  • Gay Chorus Deep South

    Film News Roundup: Documentary 'Gay Chorus Deep South' Bought for Awards Season Release

    In today’s film news roundup, the documentaries “Gay Chorus Deep South” and “Tread” find homes, Tobin Bell’s latest horror film completes production and Emilio Insolera joins “355.” ACQUISITIONS MTV Documentary Films has acquired “Gay Chorus Deep South” for release during the fall for awards season consideration. Related Berlin Silver Bear Winner Angela Schanelec Preps Latest [...]

  • Bad Education

    What 'Bad Education' Taught Us About the Slow Toronto Film Festival Market

    “Bad Education,” a dramedy starring Hugh Jackman as the embezzling superintendent of district of schools in Long Island, N.Y., was set to be this year’s “I, Tonya.” The movie has the same biting tone, shifting between comedy and tragedy. It received strong reviews out of the Toronto Film Festival. And like “I, Tonya,” it even [...]

  • For web story

    Toronto: Sony Pictures Classics Buys 'The Burnt Orange Heresy' (EXCLUSIVE)

    Sony Pictures Classics has nabbed the rights to “The Burnt Orange Heresy,” Variety has learned. The indie label plans to release the film in 2020. The Italian-American thriller was directed by Giuseppe Capotondi and stars Claes Bang, Elizabeth Debicki, Mick Jagger, and Donald Sutherland. Scott Smith adapted Charles Willeford’s novel of the same name, transporting [...]

  • Thomasin McKenzie and Essie Davis

    Thomasin McKenzie and Essie Davis to Star in 'Justice of Bunny King'

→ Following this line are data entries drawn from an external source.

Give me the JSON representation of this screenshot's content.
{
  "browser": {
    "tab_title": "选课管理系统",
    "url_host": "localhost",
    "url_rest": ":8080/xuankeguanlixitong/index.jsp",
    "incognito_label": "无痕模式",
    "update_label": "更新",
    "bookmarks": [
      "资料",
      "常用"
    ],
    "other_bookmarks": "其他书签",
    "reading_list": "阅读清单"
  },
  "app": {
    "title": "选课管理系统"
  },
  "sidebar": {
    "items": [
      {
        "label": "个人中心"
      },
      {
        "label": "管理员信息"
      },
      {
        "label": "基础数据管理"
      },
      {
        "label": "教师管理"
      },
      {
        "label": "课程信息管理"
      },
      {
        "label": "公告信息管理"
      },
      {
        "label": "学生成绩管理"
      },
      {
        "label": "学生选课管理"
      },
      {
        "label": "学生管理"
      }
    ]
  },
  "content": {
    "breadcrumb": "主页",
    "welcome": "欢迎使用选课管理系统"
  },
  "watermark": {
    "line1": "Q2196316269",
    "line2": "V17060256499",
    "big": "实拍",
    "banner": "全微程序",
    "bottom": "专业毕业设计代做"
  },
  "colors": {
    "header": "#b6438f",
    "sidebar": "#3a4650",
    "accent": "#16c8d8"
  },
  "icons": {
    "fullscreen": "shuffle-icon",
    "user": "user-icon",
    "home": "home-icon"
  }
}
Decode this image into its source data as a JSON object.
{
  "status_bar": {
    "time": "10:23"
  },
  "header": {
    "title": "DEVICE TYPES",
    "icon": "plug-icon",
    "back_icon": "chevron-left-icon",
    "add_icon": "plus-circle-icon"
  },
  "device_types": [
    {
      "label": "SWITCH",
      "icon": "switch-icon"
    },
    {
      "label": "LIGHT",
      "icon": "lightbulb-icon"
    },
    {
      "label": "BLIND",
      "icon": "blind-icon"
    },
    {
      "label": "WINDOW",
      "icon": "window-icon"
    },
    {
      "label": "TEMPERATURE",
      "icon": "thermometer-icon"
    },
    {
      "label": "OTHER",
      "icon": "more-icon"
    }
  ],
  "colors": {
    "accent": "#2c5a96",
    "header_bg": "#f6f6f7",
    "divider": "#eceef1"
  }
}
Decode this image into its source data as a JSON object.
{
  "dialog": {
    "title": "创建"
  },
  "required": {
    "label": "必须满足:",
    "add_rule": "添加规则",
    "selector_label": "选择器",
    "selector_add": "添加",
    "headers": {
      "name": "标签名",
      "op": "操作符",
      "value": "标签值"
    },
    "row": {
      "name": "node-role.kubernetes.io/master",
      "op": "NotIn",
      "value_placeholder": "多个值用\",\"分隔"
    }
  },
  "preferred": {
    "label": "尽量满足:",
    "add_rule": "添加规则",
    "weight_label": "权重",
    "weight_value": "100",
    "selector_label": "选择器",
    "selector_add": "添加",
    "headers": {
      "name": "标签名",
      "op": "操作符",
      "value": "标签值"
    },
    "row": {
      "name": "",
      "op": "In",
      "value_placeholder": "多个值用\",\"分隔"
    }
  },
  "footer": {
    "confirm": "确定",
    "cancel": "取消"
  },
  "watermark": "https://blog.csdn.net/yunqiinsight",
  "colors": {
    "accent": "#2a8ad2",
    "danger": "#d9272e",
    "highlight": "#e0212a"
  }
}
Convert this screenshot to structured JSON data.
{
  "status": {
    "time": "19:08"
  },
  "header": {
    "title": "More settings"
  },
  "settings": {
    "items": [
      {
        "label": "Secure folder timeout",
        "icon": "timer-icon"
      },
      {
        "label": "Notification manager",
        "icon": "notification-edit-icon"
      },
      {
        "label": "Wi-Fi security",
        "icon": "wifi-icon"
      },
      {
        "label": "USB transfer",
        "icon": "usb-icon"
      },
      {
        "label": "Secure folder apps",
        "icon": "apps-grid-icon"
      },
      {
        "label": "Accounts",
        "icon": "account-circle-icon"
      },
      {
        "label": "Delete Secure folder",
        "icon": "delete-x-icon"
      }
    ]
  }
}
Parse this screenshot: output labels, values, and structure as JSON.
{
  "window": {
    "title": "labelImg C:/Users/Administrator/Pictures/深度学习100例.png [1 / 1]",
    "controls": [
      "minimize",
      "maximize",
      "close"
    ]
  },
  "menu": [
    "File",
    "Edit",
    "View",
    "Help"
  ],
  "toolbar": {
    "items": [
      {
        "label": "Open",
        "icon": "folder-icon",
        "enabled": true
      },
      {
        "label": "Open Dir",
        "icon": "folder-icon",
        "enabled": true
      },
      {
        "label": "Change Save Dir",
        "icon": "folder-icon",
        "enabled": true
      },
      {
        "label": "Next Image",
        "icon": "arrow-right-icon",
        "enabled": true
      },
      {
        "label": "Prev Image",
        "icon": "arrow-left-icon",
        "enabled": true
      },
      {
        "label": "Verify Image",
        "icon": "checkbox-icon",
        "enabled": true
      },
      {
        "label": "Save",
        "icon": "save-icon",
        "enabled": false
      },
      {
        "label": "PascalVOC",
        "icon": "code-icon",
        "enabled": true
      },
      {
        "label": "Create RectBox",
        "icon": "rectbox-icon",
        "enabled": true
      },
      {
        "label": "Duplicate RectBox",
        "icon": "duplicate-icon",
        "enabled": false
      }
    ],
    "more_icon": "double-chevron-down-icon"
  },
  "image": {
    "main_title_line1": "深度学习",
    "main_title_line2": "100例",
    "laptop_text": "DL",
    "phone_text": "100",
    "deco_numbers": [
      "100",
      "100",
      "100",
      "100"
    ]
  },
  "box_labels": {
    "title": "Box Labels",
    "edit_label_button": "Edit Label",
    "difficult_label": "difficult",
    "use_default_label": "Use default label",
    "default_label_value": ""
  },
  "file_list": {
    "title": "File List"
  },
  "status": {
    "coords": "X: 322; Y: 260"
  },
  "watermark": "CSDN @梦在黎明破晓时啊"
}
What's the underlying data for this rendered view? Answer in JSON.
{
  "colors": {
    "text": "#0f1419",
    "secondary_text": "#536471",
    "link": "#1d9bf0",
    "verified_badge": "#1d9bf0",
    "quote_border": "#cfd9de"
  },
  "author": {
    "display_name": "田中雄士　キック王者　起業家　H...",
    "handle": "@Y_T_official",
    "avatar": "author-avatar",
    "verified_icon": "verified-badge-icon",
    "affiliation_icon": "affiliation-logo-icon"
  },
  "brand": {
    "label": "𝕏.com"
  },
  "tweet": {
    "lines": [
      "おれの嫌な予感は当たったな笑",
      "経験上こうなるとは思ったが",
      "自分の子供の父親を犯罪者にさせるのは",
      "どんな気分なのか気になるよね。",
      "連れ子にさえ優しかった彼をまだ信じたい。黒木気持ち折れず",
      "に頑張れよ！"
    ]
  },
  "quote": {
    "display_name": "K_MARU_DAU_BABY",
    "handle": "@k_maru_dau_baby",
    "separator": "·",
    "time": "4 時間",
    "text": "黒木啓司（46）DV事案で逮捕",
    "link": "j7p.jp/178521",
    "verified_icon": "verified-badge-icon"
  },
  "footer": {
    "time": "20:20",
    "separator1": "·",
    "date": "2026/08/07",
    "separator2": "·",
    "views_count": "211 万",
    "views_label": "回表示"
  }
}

    Essie Davis, star of “The Babadook” and autumn festival hit “Babyteeth,” and “Jojo Rabbit” co-star Thomasin McKenzie will headline upcoming drama “The Justice of Bunny King.” The film, now shooting in New Zealand, is a triumph over adversity tale about women fighting their way back from the bottom of society. It is the debut feature [...]

  • Calm With Horses

    Nick Rowland Talks About Toronto Debut Film 'Calm With Horses'

    “Calm with Horses,” which made its world premiere in Toronto’s TIFF in the Discovery section, is the feature directorial debut of Nick Rowland (Amazon series “Ripper Street”), and stars Barry Keoghan (Marvel’s upcoming “The Eternals,” “Dunkirk”), Cosmo Jarvis (“Annihilation”), and Niamh Algar (BBC’s “The Virtues”). The script, which was adapted from Colin Barrett’s short story [...]

More From Our Brands

Access exclusive content